Discussion of W.I. Thomas, "The Significance of the Orient for the Occident"
PROFESSOR ALBERT ERNEST JENKS,
UNIVERSITY OF MINNESOTA
While I have purposely sought to place antithetically certain differences between the man of the Far East and the man of the West as I conceive these differences, and, while of necessity, I take my stand with the man of the West, yet I wish to preface my remarks with a statement of my admiration for the oriental man.
Since it is a law of life that man must earn his bread in the sweat of his brow, I greatly admire a people which has learned to toil almost incessantly, with so little friction and complaint and with so much contentment, as has the Chinese, whether in China or out of it.
When I know the unparalleled ravages of tuberculosis among the American people, I turn with hopefulness to China which has bred a human race practically immune to this terrible disease. The Chinaman has become the most perfect human animal for colonization in the world today. With greater safety than any other people the Chinese may be transplanted to the Arctic snows or the recking heat of the humid equatorial area.
Again I turn with admiration to the Orient -- to Japan. Japan has taught the whole world the practicability of modern scientific knowledge in everyday life - the most important lesson the West can learn from the recent Russio-Japanese war.
When we consider the Asiatic continental man as the oriental, and the American and western European as the occidental, there are, it seems to me, three fundamental cultural traits in which the oriental and the occidental have radically differed, and today do greatly differ, and in which conflict stimuli are active in contacts between the two.
First, the oriental is a peaceful, patient, plodding man, with a meditative, spiritual nature. He has given the world most of its domestic animals and staple food plants. He has given the world all of its great religions. The occidental is a thinking, active, belligerent, materialistic man. He has
(753) given the world its incessant pioneering activity, its modern science, its machinery of modern war, and its heretofore undreamed of machinery for and hoards of material wealth.
We may now enlarge our definition of the oriental so as to embrace the Japanese as well as tile continental man of Asia, and say:
Second, the oriental is a communistic man, living, struggling, and dying in herds -- in the commune of labor, and the family. The occidental is an individualist. It may almost be said that every American private soldier is potentially a general. Representative government, whether monarchical or republican points to the individualism of the occidental. One who has seen the average American among the average orientals in the Orient knows that two Americans are worth twenty orientals in an emergency -- when practical things must be thought instantly and done quickly.
Third, if one may be pardoned an American bull, he may say the future of the oriental has been, and is largely today, behind him. The oriental looks always backward over his shoulder for the nod or frown of his ancestors. He is tightly tied to the past with the gordian knot of custom and tradition. The occidental's future is before him, and he cares little for the customs and traditions of the past. He builds his reputation and his fortune for his children much more than, as the oriental builds, for the family name established generations ago by his ancestors.

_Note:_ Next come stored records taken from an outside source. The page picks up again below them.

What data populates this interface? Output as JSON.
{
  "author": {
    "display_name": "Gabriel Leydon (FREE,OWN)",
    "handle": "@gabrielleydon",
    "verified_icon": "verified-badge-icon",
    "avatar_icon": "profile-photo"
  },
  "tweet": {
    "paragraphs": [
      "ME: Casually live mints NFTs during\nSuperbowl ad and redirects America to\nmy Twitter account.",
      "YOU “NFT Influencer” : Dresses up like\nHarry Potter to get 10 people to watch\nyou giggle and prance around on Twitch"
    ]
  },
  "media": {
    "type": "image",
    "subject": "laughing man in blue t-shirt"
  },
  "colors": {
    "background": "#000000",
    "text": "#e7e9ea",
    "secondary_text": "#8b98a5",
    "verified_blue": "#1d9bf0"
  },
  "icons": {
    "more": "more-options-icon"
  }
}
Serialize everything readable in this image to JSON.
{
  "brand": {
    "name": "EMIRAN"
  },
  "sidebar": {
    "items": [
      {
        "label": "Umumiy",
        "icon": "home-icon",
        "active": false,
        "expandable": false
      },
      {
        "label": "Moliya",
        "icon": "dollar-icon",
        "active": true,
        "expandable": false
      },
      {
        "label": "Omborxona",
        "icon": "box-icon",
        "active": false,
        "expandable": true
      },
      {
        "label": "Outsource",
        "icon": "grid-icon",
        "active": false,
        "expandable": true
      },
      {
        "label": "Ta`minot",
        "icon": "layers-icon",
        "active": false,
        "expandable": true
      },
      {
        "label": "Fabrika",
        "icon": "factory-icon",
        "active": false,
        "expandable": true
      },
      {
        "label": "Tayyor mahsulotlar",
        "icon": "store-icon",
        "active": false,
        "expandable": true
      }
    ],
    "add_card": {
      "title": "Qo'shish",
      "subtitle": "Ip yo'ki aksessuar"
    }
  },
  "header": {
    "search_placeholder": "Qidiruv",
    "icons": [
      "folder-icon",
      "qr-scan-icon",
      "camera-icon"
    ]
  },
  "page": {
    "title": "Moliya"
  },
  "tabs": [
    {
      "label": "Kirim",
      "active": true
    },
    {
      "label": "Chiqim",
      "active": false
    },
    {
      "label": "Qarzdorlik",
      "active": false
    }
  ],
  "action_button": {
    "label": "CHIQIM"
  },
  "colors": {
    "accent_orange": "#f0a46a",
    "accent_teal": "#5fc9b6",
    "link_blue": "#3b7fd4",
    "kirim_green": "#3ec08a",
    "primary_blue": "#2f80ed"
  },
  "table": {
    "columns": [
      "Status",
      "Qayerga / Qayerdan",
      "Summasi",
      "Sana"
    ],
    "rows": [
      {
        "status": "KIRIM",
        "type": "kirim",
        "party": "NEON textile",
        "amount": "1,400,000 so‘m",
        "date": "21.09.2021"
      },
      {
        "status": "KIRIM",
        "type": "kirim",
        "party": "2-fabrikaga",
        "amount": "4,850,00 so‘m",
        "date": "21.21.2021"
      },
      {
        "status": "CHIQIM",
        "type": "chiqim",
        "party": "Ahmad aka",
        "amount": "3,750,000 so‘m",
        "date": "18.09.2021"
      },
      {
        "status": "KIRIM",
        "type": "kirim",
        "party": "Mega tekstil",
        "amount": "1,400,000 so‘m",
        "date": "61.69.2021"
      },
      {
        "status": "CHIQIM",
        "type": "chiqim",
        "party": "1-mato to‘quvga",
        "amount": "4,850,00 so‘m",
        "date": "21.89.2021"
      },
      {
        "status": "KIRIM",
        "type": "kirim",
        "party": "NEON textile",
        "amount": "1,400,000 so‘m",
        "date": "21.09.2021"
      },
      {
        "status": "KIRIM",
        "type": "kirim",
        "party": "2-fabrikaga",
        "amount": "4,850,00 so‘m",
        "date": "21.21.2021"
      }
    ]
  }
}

There are three additional conflict stimuli active between the occidental and oriental; and we may now understand the term oriental to be broader than used above, so as to include also the Malayan peoples.
The oriental is naturally a dissembler in word and business transactions. The occidental is a man of truth. The oriental's ways are those of indirection and dissimulation. The occidental man is direct and frank. The oriental will tell you that which he thinks you want to hear, without respect to its truth or falsity. The famed honesty and honor of the Chinaman in business transactions with foreigners of his acquaintance is deserved. It may be based on the superior business acumen of the Chinaman who is a much better judge of the western man than the western man is of the Chinaman. Those who know the Chinese best at home, however, tell me that the greatest weakness of the Chinese today is their mutual distrust of one another; and it is founded Upon their inherent untrustworthiness. In spite of the famous Bushido of Japan, all men having transient or prolonged business with individuals in Japan know of the business dishonesty of the Japanese.
The oriental is commonly fanatical and intolerant The occidental is commonly sane. rational, and a lover of justice; in private life he takes the part of the under dog, and the bully has short life with him.
The oriental is commonly an autocrat and an oppressor, and his hand is heavy on the lower classes and the women. The occidental loves his liberty and his democratic institutions, and his ideal is that the will of the
(754) many shall be the will of all. He has the habit of lifting up the unfortunate, and he honors women.
As Professor Thomas has said, the secrets of the West "are getting out" and all the people of the world are rapidly "becoming of one consciousness." Although the conflict resulting from this contact of the West with the East will undoubtedly give the people of the Orient wonderful cultural advance, as such conflict always does, and will tend to break down some of the differences presented above, yet, because of the long-standing, inherent tendency of the Occident to cultural advance, and because of the long-standing, inherent tendency of the Orient to cultural inertia, and, more than all else, because of the unprecedented racial and cultural conflicts in the occidental world, especially in America, and the apparently relative absence of opportunity for such conflict in the Orient, I believe that the Occident will have far into the future the power of discovering new secrets for cultural advance ahead of the oriental world.